In their study, 80 patients suffering from irritable bowel syndrome were separated into 2 groups: They all met with a doctor, but the first group was given placebo pills that they were told were “made of an inert substance, like sugar pills, that have been shown in clinical studies to produce significant improvement in symptoms through mind-body self-healing processes” and the second group wasn’t given anything. Incredibly, sixty percent of the pill-popping patients reported improvement in their symptoms over the course of the trial, as opposed to 35% in the second group.
One of the women taking the placebo was reportedly disappointed when the trial was over, because her symptoms returned. She tried self-medicating with TicTacs but they didn’t have the same effect. (She should have used Jelly Bellies. They have documented medicinal properties. note to self: future post on documented medicinal properties of jelly bellies.)
It’s clear that what’s really at issue here is belief. These, and in fact all the studies involving placebos, are resounding evidence that what’s going on in your brain can and does affect what happens in the rest of your body. This shouldn’t really surprise us. The brain is a physical thing, after all. It’s connected to the rest of the body. The problem is that we don’t understand how. We can’t pick it apart, find the chemicals involved, reconstitute them in pill form, and bypass the brain and its nebulous belief systems altogether.
We don’t understand the physics of belief. And until we do, we won’t believe it. Now there’s a conundrum for you.
My own personal take on this is that a lot of us Westerners are still stubbornly stuck in the Cartesian duality of mind and body. We’ve been brought up to treat everything below our necks like we treat our cars. Every so often, you get a tune up. When something wears out, you get a new part. Keep it clean, in good form. Read the manual. We have expectations – if something is not functioning correctly, there must be a logical cause, and a logical, findable solution. A chemical. A gene. A missing vitamin. Too much salt. If something major goes wrong – well, you were given a lemon. Life’s unfair.

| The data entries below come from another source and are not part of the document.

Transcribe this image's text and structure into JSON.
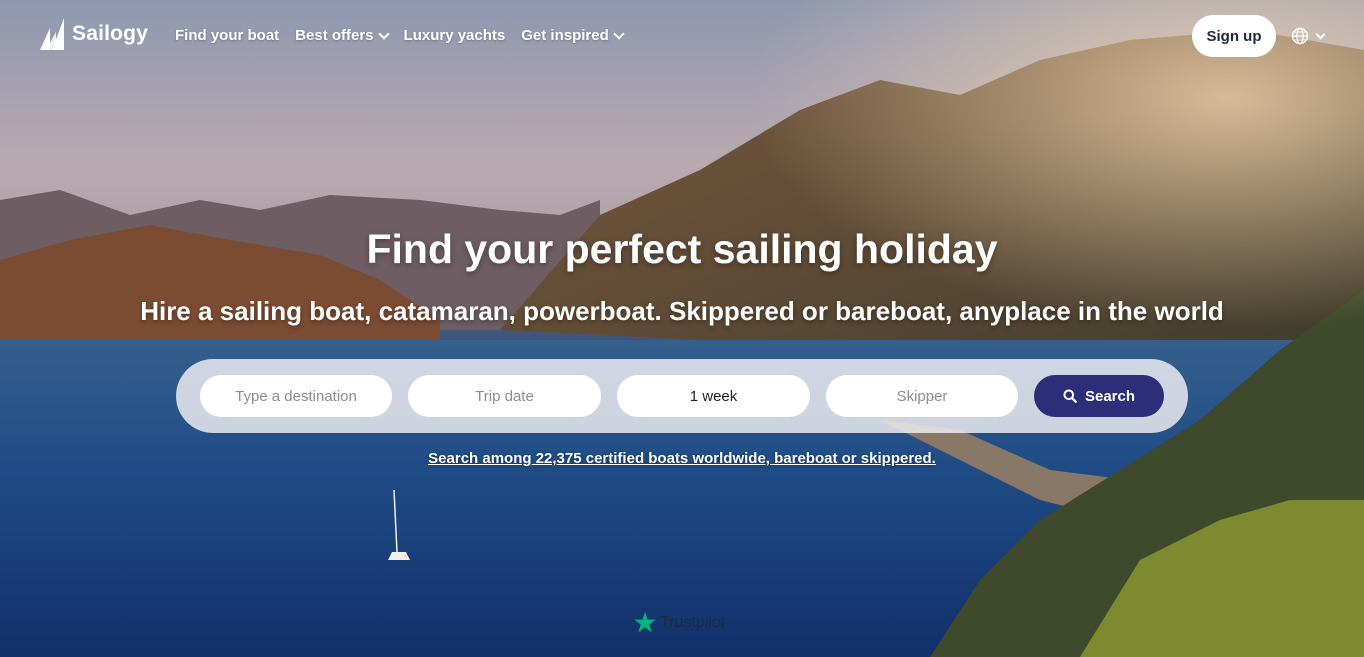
{
  "brand": {
    "name": "Sailogy"
  },
  "nav": {
    "links": [
      {
        "label": "Find your boat",
        "has_dropdown": false
      },
      {
        "label": "Best offers",
        "has_dropdown": true
      },
      {
        "label": "Luxury yachts",
        "has_dropdown": false
      },
      {
        "label": "Get inspired",
        "has_dropdown": true
      }
    ],
    "signup_label": "Sign up",
    "language_icon": "globe-icon"
  },
  "hero": {
    "title": "Find your perfect sailing holiday",
    "subtitle": "Hire a sailing boat, catamaran, powerboat. Skippered or bareboat, anyplace in the world"
  },
  "search": {
    "destination_placeholder": "Type a destination",
    "date_placeholder": "Trip date",
    "duration_value": "1 week",
    "skipper_placeholder": "Skipper",
    "button_label": "Search",
    "button_icon": "search-icon",
    "button_color": "#2c2e7a"
  },
  "boat_count_link": "Search among 22,375 certified boats worldwide, bareboat or skippered.",
  "trustpilot": {
    "label": "Trustpilot",
    "star_color": "#00b67a"
  }
}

From the neck up, though, it’s more of a crapshoot. We give our hyperactive children stimulants to calm down and focus, without a clue as to why. The mentally ill go through drug after drug on a trial-and-error basis until one is found (if one is found) that works. No one has found a way to loosen the tenacious and debilitating grip of substance addiction. Our brains are the black box whose code we haven’t been able to crack.
It’s like there’s an unwritten rule between brain and body: never the twain shall meet. In the one, the logic of cause and effect is king. In the other, we keep trying, but it’s hit or miss at best.
Placebos hint that insisting on mind-body duality might just be a big fat mistake. The reductionist, mechanical, one-gene-at-a-time, one symptom-at-a-time, one-vitamin-at-a-time approach to medicine and our bodies might fix problems that pop up, but it often introduces other problems (aka “side effects”) in the process. And so far it hasn’t worked all that well when applied above the neck.
I have nothing against traditional medicine. I’m not one of those people who won’t immunize her kids or take them to the doctor. If I have a headache, I pop an Advil. But I also think my mental state affects my overall health. And in this respect I find the placebo effect really, really intriguing. It’s like a major clue from the black box of our brains. Thoughts can translate into physical processes. Belief begets embodiment. I think, therefore I heal.